◆ **Exercise brief**: Your answer should be one number, the count of lines in the records that carry the string "Hand".

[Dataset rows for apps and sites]
• • •

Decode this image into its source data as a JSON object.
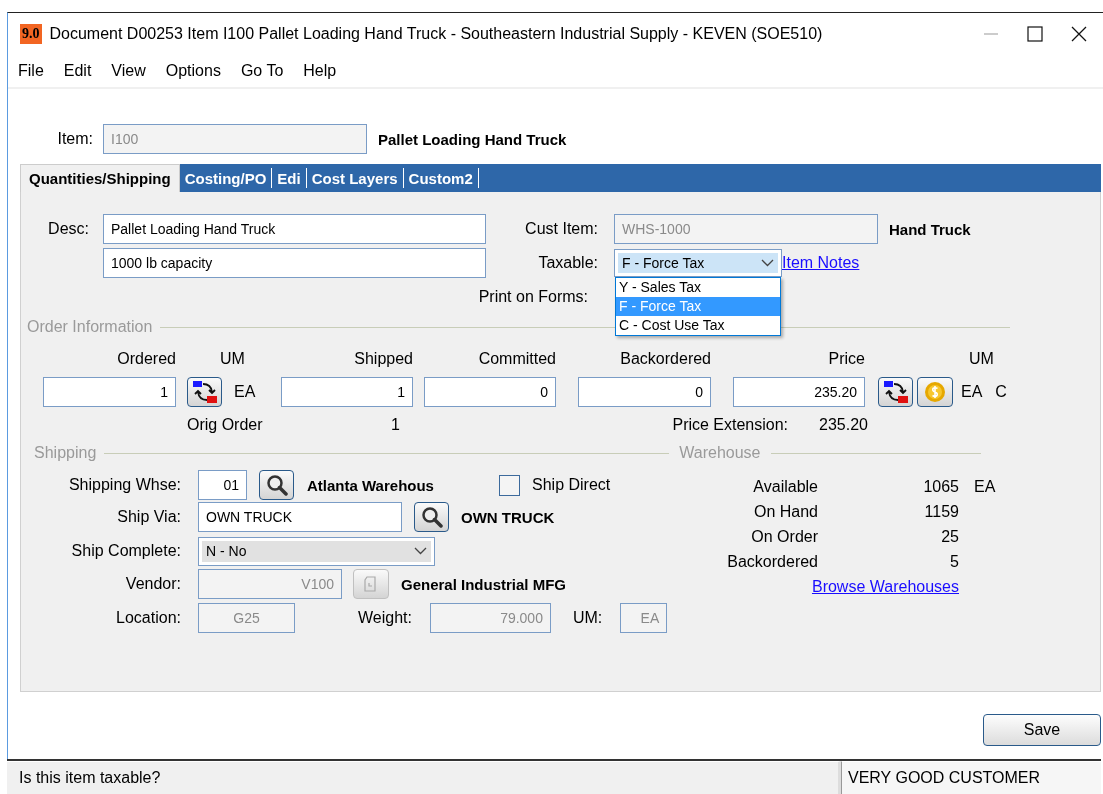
{
  "window": {
    "badge": "9.0",
    "title": "Document D00253 Item I100 Pallet Loading Hand Truck - Southeastern Industrial Supply - KEVEN (SOE510)"
  },
  "menu": [
    "File",
    "Edit",
    "View",
    "Options",
    "Go To",
    "Help"
  ],
  "item": {
    "label": "Item:",
    "value": "I100",
    "disabled": true,
    "description": "Pallet Loading Hand Truck"
  },
  "tabs": [
    {
      "label": "Quantities/Shipping",
      "selected": true
    },
    {
      "label": "Costing/PO",
      "selected": false
    },
    {
      "label": "Edi",
      "selected": false
    },
    {
      "label": "Cost Layers",
      "selected": false
    },
    {
      "label": "Custom2",
      "selected": false
    }
  ],
  "desc": {
    "label": "Desc:",
    "line_1": "Pallet Loading Hand Truck",
    "line_2": "1000 lb capacity"
  },
  "cust_item": {
    "label": "Cust Item:",
    "value": "WHS-1000",
    "disabled": true,
    "description": "Hand Truck"
  },
  "taxable": {
    "label": "Taxable:",
    "value": "F - Force Tax",
    "expanded": true,
    "options": [
      {
        "label": "Y - Sales Tax",
        "selected": false
      },
      {
        "label": "F - Force Tax",
        "selected": true
      },
      {
        "label": "C - Cost Use Tax",
        "selected": false
      }
    ]
  },
  "item_notes_link": "Item Notes",
  "print_on_forms_label": "Print on Forms:",
  "order": {
    "title": "Order Information",
    "ordered": {
      "label": "Ordered",
      "value": "1"
    },
    "um_label": "UM",
    "um": "EA",
    "shipped": {
      "label": "Shipped",
      "value": "1"
    },
    "committed": {
      "label": "Committed",
      "value": "0"
    },
    "backordered": {
      "label": "Backordered",
      "value": "0"
    },
    "price": {
      "label": "Price",
      "value": "235.20"
    },
    "price_um_label": "UM",
    "price_um": "EA",
    "price_code": "C",
    "orig_order": {
      "label": "Orig Order",
      "value": "1"
    },
    "price_extension": {
      "label": "Price Extension:",
      "value": "235.20"
    }
  },
  "shipping": {
    "title": "Shipping",
    "whse": {
      "label": "Shipping Whse:",
      "value": "01",
      "name": "Atlanta Warehous"
    },
    "ship_direct": {
      "label": "Ship Direct",
      "checked": false
    },
    "ship_via": {
      "label": "Ship Via:",
      "value": "OWN TRUCK",
      "name": "OWN TRUCK"
    },
    "ship_complete": {
      "label": "Ship Complete:",
      "value": "N - No"
    },
    "vendor": {
      "label": "Vendor:",
      "value": "V100",
      "disabled": true,
      "name": "General Industrial MFG"
    },
    "location": {
      "label": "Location:",
      "value": "G25",
      "disabled": true
    },
    "weight": {
      "label": "Weight:",
      "value": "79.000",
      "disabled": true
    },
    "weight_um": {
      "label": "UM:",
      "value": "EA",
      "disabled": true
    }
  },
  "warehouse": {
    "title": "Warehouse",
    "rows": [
      {
        "label": "Available",
        "value": "1065",
        "unit": "EA"
      },
      {
        "label": "On Hand",
        "value": "1159"
      },
      {
        "label": "On Order",
        "value": "25"
      },
      {
        "label": "Backordered",
        "value": "5"
      }
    ],
    "link": "Browse Warehouses"
  },
  "save_button": "Save",
  "status_bar": {
    "message": "Is this item taxable?",
    "customer": "VERY GOOD CUSTOMER"
  }
}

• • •

◆ **Answer to this problem**: 5